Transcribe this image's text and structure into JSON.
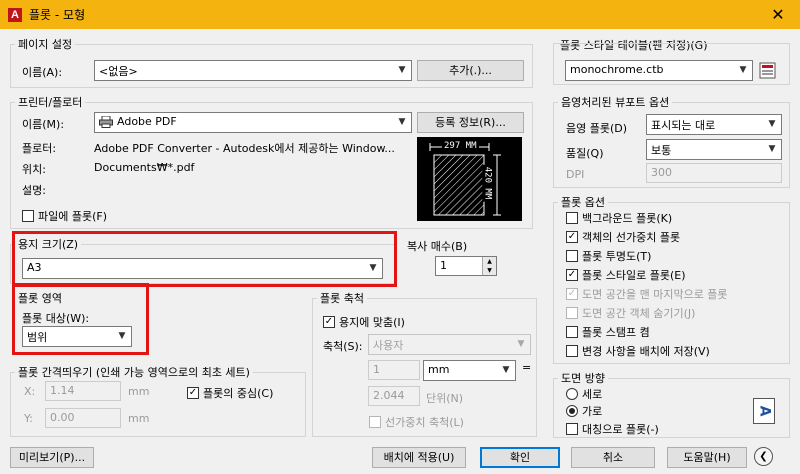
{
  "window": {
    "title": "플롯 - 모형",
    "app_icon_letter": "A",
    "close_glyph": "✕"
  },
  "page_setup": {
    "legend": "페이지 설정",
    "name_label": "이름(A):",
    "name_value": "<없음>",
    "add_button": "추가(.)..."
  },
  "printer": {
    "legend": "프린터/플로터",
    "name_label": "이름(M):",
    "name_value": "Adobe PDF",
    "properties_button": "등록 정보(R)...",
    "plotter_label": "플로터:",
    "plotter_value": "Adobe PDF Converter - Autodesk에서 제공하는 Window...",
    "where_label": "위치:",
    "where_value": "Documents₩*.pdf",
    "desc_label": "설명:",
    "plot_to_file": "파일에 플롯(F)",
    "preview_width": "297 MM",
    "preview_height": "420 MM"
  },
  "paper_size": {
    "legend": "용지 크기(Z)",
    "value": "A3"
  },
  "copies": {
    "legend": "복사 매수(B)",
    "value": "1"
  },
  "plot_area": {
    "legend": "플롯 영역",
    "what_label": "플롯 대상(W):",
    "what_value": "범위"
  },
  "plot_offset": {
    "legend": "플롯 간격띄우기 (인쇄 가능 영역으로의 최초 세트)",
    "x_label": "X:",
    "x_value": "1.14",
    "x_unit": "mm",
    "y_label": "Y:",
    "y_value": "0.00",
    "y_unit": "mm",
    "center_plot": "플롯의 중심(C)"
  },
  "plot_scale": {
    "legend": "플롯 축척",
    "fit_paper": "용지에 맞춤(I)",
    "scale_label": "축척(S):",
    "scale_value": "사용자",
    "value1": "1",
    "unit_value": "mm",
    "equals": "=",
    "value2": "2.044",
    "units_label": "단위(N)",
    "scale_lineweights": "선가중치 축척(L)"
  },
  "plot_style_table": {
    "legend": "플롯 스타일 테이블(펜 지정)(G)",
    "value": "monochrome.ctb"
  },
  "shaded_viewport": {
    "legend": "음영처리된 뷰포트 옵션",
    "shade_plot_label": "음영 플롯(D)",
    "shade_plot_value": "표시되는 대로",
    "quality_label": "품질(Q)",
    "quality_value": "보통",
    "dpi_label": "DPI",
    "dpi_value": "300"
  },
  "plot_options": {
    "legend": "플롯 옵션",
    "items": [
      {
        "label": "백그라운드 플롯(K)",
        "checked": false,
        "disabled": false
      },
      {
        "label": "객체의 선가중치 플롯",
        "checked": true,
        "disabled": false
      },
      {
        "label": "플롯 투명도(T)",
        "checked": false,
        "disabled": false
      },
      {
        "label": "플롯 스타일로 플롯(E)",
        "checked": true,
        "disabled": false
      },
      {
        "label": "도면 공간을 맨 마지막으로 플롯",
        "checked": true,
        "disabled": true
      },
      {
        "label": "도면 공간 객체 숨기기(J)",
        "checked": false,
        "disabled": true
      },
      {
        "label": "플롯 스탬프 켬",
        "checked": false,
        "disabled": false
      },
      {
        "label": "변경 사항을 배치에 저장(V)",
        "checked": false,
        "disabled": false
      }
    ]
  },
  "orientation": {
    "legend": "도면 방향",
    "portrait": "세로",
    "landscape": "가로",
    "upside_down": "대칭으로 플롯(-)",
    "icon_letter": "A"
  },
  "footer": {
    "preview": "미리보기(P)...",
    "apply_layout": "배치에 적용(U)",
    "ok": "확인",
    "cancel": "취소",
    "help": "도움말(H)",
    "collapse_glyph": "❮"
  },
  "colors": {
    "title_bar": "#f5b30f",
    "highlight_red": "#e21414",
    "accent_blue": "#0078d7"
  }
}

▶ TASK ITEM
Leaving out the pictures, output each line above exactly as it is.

▶ TASK SOLUTION
Transcribe this image's text and structure into JSON.
{
  "window": {
    "title": "플롯 - 모형",
    "app_icon_letter": "A",
    "close_glyph": "✕"
  },
  "page_setup": {
    "legend": "페이지 설정",
    "name_label": "이름(A):",
    "name_value": "<없음>",
    "add_button": "추가(.)..."
  },
  "printer": {
    "legend": "프린터/플로터",
    "name_label": "이름(M):",
    "name_value": "Adobe PDF",
    "properties_button": "등록 정보(R)...",
    "plotter_label": "플로터:",
    "plotter_value": "Adobe PDF Converter - Autodesk에서 제공하는 Window...",
    "where_label": "위치:",
    "where_value": "Documents₩*.pdf",
    "desc_label": "설명:",
    "plot_to_file": "파일에 플롯(F)",
    "preview_width": "297 MM",
    "preview_height": "420 MM"
  },
  "paper_size": {
    "legend": "용지 크기(Z)",
    "value": "A3"
  },
  "copies": {
    "legend": "복사 매수(B)",
    "value": "1"
  },
  "plot_area": {
    "legend": "플롯 영역",
    "what_label": "플롯 대상(W):",
    "what_value": "범위"
  },
  "plot_offset": {
    "legend": "플롯 간격띄우기 (인쇄 가능 영역으로의 최초 세트)",
    "x_label": "X:",
    "x_value": "1.14",
    "x_unit": "mm",
    "y_label": "Y:",
    "y_value": "0.00",
    "y_unit": "mm",
    "center_plot": "플롯의 중심(C)"
  },
  "plot_scale": {
    "legend": "플롯 축척",
    "fit_paper": "용지에 맞춤(I)",
    "scale_label": "축척(S):",
    "scale_value": "사용자",
    "value1": "1",
    "unit_value": "mm",
    "equals": "=",
    "value2": "2.044",
    "units_label": "단위(N)",
    "scale_lineweights": "선가중치 축척(L)"
  },
  "plot_style_table": {
    "legend": "플롯 스타일 테이블(펜 지정)(G)",
    "value": "monochrome.ctb"
  },
  "shaded_viewport": {
    "legend": "음영처리된 뷰포트 옵션",
    "shade_plot_label": "음영 플롯(D)",
    "shade_plot_value": "표시되는 대로",
    "quality_label": "품질(Q)",
    "quality_value": "보통",
    "dpi_label": "DPI",
    "dpi_value": "300"
  },
  "plot_options": {
    "legend": "플롯 옵션",
    "items": [
      {
        "label": "백그라운드 플롯(K)",
        "checked": false,
        "disabled": false
      },
      {
        "label": "객체의 선가중치 플롯",
        "checked": true,
        "disabled": false
      },
      {
        "label": "플롯 투명도(T)",
        "checked": false,
        "disabled": false
      },
      {
        "label": "플롯 스타일로 플롯(E)",
        "checked": true,
        "disabled": false
      },
      {
        "label": "도면 공간을 맨 마지막으로 플롯",
        "checked": true,
        "disabled": true
      },
      {
        "label": "도면 공간 객체 숨기기(J)",
        "checked": false,
        "disabled": true
      },
      {
        "label": "플롯 스탬프 켬",
        "checked": false,
        "disabled": false
      },
      {
        "label": "변경 사항을 배치에 저장(V)",
        "checked": false,
        "disabled": false
      }
    ]
  },
  "orientation": {
    "legend": "도면 방향",
    "portrait": "세로",
    "landscape": "가로",
    "upside_down": "대칭으로 플롯(-)",
    "icon_letter": "A"
  },
  "footer": {
    "preview": "미리보기(P)...",
    "apply_layout": "배치에 적용(U)",
    "ok": "확인",
    "cancel": "취소",
    "help": "도움말(H)",
    "collapse_glyph": "❮"
  },
  "colors": {
    "title_bar": "#f5b30f",
    "highlight_red": "#e21414",
    "accent_blue": "#0078d7"
  }
}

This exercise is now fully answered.